Start of RECORDS TO PROCESS

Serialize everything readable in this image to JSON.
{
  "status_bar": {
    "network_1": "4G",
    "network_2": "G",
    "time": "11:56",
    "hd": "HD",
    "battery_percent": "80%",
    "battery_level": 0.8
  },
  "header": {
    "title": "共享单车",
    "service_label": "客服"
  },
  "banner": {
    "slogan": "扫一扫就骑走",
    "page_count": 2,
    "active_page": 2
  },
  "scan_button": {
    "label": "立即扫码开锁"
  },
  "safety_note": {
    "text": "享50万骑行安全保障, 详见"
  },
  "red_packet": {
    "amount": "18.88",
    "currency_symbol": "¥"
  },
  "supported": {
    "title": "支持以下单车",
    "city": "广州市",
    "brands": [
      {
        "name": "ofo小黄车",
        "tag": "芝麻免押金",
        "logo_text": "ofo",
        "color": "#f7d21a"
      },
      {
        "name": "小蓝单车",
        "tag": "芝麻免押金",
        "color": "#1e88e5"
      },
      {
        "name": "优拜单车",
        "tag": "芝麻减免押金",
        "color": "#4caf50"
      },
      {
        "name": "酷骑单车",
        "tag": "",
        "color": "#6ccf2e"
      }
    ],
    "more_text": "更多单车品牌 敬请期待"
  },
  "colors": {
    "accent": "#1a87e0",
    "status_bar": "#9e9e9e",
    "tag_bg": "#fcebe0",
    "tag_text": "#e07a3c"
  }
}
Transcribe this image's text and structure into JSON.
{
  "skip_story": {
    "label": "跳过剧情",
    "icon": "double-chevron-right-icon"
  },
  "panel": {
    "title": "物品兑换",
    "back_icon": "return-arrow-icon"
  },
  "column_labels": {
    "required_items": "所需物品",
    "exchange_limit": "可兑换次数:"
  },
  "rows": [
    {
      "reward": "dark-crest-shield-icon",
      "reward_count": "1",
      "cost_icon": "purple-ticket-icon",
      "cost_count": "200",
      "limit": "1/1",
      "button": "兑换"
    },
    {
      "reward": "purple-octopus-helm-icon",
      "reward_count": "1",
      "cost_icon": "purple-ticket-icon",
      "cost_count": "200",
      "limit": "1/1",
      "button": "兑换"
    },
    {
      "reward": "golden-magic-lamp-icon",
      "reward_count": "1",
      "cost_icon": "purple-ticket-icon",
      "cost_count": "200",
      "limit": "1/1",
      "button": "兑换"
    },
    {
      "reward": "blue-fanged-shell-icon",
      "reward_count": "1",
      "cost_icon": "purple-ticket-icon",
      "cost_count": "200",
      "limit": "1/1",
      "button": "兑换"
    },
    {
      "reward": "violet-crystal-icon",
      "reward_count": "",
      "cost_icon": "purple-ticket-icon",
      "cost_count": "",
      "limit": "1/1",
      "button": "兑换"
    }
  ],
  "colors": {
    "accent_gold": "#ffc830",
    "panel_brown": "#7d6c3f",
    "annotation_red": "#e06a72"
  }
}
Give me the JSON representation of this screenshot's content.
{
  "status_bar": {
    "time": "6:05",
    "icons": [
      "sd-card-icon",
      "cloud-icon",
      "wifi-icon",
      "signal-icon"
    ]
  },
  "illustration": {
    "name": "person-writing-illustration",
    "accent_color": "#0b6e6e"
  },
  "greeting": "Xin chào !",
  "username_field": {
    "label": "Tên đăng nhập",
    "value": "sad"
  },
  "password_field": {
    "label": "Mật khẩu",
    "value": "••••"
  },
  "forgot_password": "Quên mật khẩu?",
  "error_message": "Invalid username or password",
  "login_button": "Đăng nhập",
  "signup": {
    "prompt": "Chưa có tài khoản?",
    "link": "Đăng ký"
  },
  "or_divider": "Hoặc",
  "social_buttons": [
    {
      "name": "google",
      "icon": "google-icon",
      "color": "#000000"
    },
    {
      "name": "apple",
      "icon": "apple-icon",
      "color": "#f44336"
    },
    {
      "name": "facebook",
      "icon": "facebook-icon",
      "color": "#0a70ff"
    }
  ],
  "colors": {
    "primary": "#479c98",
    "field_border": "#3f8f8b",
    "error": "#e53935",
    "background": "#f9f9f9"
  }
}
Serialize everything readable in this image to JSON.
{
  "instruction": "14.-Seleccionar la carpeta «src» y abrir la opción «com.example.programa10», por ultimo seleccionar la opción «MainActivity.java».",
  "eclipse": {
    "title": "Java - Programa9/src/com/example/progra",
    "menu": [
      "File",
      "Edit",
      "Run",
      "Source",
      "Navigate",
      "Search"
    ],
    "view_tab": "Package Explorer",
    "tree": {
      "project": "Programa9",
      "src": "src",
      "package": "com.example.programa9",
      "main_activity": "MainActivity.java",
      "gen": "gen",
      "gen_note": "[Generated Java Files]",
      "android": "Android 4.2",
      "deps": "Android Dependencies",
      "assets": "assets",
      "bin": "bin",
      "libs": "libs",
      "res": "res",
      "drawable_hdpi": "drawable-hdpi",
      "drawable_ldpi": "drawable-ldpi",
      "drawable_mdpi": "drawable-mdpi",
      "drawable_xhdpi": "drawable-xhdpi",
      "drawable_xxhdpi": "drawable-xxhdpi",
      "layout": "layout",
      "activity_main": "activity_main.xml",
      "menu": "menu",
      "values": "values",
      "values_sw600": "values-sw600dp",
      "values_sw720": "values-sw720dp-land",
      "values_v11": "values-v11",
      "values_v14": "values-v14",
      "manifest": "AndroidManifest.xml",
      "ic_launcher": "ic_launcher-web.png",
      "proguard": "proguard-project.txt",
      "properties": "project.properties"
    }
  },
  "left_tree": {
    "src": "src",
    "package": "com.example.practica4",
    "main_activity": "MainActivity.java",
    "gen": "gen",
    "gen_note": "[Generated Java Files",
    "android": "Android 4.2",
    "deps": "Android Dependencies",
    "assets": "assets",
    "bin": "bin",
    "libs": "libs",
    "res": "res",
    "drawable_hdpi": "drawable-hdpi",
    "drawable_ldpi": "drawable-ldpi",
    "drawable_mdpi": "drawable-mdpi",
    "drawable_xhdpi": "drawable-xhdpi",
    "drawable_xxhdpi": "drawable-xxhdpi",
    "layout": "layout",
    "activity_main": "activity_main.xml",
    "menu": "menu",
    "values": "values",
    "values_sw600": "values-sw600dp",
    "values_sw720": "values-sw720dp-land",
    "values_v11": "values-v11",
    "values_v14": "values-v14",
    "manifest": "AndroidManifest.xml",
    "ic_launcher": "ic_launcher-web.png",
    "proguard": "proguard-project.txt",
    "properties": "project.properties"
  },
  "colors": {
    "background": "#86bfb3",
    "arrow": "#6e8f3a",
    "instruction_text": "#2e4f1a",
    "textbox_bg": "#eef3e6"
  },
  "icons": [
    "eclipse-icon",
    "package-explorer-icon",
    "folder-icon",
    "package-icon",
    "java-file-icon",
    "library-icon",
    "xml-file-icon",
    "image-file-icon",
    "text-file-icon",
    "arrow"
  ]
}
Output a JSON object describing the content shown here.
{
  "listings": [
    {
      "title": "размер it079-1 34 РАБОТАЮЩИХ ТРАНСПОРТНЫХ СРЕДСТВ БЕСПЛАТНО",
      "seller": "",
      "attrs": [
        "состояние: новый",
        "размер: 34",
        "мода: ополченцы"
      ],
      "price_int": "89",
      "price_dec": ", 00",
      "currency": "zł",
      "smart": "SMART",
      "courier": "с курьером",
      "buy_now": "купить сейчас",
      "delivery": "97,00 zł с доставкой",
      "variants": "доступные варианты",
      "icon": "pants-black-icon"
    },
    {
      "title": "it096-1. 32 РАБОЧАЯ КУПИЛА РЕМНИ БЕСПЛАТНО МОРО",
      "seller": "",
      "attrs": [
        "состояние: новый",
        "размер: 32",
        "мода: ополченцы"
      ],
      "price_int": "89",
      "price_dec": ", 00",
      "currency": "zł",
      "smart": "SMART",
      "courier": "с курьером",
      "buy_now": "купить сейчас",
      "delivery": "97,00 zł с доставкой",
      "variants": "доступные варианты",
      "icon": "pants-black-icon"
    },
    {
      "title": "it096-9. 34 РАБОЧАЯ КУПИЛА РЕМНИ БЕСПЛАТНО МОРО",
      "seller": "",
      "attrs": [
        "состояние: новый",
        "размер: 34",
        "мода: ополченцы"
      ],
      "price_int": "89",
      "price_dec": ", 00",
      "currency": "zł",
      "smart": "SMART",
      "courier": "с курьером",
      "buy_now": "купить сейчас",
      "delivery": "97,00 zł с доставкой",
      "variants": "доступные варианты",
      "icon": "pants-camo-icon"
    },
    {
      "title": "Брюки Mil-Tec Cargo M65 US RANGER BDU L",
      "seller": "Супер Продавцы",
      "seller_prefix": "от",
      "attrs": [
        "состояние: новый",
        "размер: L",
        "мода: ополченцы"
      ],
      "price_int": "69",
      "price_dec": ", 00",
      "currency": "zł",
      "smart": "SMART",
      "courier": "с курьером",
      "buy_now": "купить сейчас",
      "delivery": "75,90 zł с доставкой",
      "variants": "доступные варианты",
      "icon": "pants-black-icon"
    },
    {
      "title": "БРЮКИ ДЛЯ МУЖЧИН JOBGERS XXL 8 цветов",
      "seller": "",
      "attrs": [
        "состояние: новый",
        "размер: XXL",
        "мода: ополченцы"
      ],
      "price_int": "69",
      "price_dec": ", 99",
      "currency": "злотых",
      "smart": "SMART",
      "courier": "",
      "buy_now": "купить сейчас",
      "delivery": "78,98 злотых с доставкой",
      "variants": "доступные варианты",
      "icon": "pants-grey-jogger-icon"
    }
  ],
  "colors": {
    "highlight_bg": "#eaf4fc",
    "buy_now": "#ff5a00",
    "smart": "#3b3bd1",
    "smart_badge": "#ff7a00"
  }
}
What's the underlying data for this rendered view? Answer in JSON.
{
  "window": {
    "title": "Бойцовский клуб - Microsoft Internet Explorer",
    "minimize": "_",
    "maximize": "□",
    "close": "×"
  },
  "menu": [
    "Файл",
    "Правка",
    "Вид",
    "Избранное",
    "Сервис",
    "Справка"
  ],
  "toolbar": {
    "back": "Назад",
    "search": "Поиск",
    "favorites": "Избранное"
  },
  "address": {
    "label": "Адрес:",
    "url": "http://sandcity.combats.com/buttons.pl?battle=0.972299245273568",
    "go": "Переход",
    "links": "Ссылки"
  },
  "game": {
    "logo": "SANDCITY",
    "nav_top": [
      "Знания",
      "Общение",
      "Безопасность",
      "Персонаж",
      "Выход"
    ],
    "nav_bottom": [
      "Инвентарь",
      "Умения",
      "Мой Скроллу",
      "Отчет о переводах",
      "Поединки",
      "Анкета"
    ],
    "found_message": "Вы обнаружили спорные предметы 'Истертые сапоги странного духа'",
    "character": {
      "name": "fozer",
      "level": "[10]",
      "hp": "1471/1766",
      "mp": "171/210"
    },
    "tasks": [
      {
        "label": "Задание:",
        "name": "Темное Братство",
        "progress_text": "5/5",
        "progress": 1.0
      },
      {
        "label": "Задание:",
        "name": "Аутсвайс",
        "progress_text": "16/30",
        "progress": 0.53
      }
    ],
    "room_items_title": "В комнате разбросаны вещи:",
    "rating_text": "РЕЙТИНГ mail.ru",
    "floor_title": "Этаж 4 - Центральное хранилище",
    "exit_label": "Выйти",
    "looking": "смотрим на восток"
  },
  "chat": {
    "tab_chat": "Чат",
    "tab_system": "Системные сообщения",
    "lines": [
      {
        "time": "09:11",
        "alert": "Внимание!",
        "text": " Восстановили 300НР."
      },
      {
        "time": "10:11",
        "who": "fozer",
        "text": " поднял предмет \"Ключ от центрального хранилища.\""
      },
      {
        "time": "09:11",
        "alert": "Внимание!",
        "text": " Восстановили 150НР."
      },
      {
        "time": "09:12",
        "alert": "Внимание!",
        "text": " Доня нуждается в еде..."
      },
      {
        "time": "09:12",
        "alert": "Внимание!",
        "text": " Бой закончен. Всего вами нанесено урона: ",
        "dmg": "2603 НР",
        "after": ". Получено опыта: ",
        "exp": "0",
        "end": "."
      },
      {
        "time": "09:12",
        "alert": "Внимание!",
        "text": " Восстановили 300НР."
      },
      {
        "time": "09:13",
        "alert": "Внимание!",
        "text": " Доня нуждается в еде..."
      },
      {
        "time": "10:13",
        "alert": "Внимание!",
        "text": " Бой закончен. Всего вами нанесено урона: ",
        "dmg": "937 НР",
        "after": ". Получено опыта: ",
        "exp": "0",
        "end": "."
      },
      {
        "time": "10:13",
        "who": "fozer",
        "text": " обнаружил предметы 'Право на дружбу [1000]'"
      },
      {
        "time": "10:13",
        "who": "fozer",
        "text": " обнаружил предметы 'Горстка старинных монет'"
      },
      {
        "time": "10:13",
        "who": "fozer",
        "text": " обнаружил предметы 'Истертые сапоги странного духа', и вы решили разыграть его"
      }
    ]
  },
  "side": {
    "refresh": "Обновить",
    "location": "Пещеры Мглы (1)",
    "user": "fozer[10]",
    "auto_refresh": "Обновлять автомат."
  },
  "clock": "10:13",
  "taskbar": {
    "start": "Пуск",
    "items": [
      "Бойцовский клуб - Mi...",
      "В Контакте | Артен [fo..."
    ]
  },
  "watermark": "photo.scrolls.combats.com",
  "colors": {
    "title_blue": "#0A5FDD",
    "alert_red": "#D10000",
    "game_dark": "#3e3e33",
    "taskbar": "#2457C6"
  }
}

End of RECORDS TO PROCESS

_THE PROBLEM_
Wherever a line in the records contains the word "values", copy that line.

_TASK RESULT_
      "values": "values",
      "values_sw600": "values-sw600dp",
      "values_sw720": "values-sw720dp-land",
      "values_v11": "values-v11",
      "values_v14": "values-v14",
    "values": "values",
    "values_sw600": "values-sw600dp",
    "values_sw720": "values-sw720dp-land",
    "values_v11": "values-v11",
    "values_v14": "values-v14",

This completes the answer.